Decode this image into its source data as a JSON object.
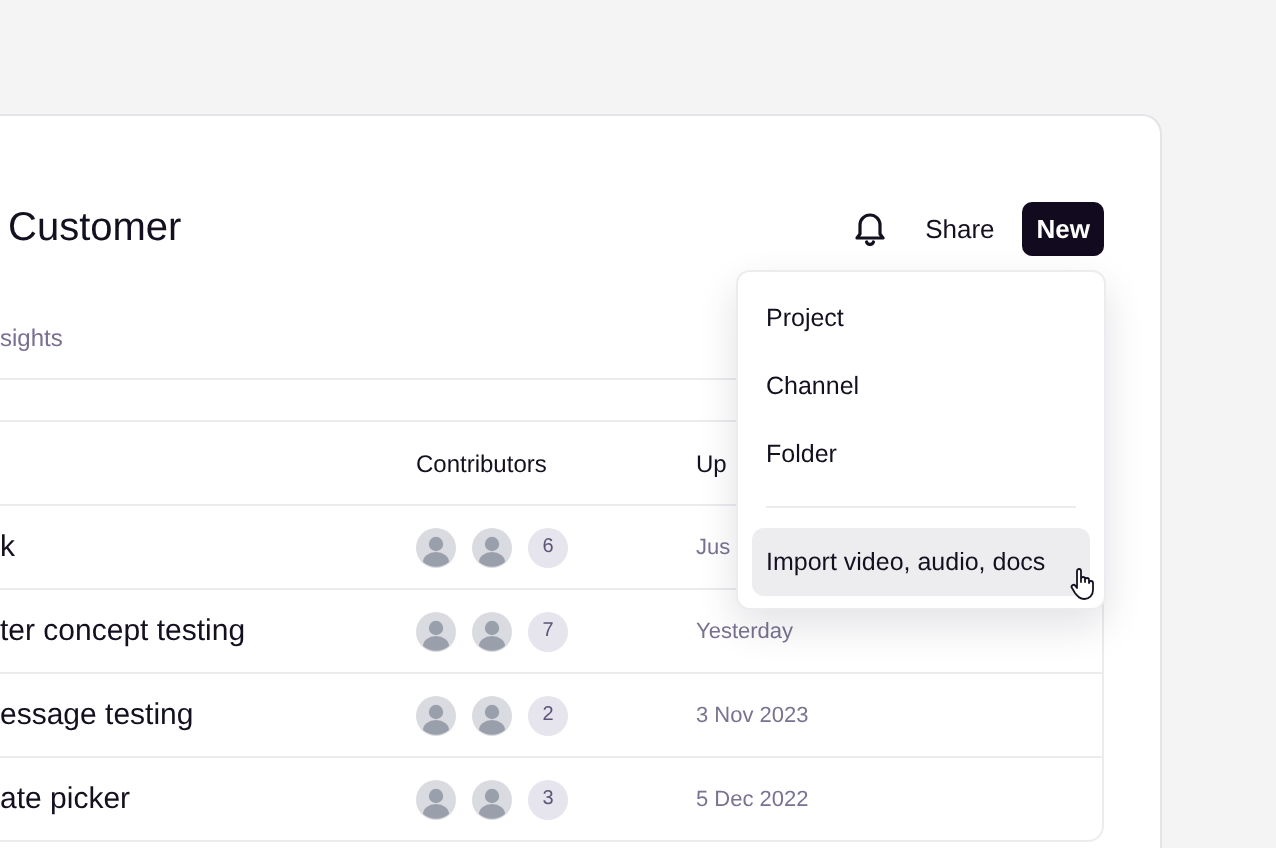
{
  "page": {
    "title": "Customer",
    "actions": {
      "share": "Share",
      "new": "New"
    }
  },
  "tabs": [
    {
      "label": "sights",
      "selected": false
    }
  ],
  "table": {
    "columns": [
      "Contributors",
      "Up"
    ],
    "rows": [
      {
        "name": "k",
        "contributors": "6",
        "updated": "Jus"
      },
      {
        "name": "ter concept testing",
        "contributors": "7",
        "updated": "Yesterday"
      },
      {
        "name": "essage testing",
        "contributors": "2",
        "updated": "3 Nov 2023"
      },
      {
        "name": "ate picker",
        "contributors": "3",
        "updated": "5 Dec 2022"
      }
    ]
  },
  "new_menu": {
    "items": [
      {
        "label": "Project",
        "kind": "item",
        "highlighted": false
      },
      {
        "label": "Channel",
        "kind": "item",
        "highlighted": false
      },
      {
        "label": "Folder",
        "kind": "item",
        "highlighted": false
      },
      {
        "kind": "separator"
      },
      {
        "label": "Import video, audio, docs",
        "kind": "item",
        "highlighted": true
      }
    ]
  }
}
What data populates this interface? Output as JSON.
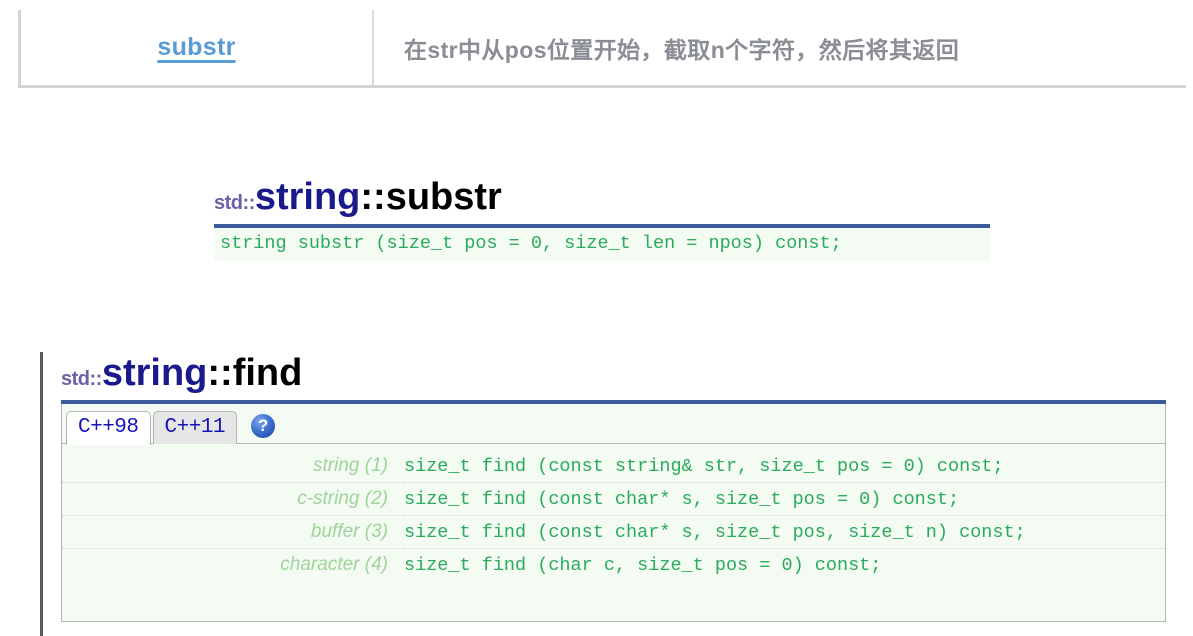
{
  "reference_table": {
    "rows": [
      {
        "name": "substr",
        "description": "在str中从pos位置开始，截取n个字符，然后将其返回"
      }
    ]
  },
  "substr_section": {
    "title": {
      "namespace": "std::",
      "class": "string",
      "separator": "::",
      "function": "substr"
    },
    "signature": "string substr (size_t pos = 0, size_t len = npos) const;"
  },
  "find_section": {
    "title": {
      "namespace": "std::",
      "class": "string",
      "separator": "::",
      "function": "find"
    },
    "tabs": [
      {
        "label": "C++98",
        "active": true
      },
      {
        "label": "C++11",
        "active": false
      }
    ],
    "help_icon": {
      "glyph": "?",
      "name": "help-icon"
    },
    "signatures": [
      {
        "label": "string (1)",
        "code": "size_t find (const string& str, size_t pos = 0) const;"
      },
      {
        "label": "c-string (2)",
        "code": "size_t find (const char* s, size_t pos = 0) const;"
      },
      {
        "label": "buffer (3)",
        "code": "size_t find (const char* s, size_t pos, size_t n) const;"
      },
      {
        "label": "character (4)",
        "code": "size_t find (char c, size_t pos = 0) const;"
      }
    ]
  },
  "colors": {
    "heading_rule": "#3b5a9c",
    "namespace_text": "#6b62a8",
    "class_text": "#1a1a8c",
    "code_text": "#2bab5c",
    "label_text": "#9ed49b",
    "link_text": "#5b9bd5",
    "description_text": "#8a8d93",
    "tab_text": "#1515b5",
    "code_background": "#f4fbf3"
  }
}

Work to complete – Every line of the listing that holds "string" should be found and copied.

Solution for this problem –
      "class": "string",
    "signature": "string substr (size_t pos = 0, size_t len = npos) const;"
      "class": "string",
        "label": "string (1)",
        "code": "size_t find (const string& str, size_t pos = 0) const;"
        "label": "c-string (2)",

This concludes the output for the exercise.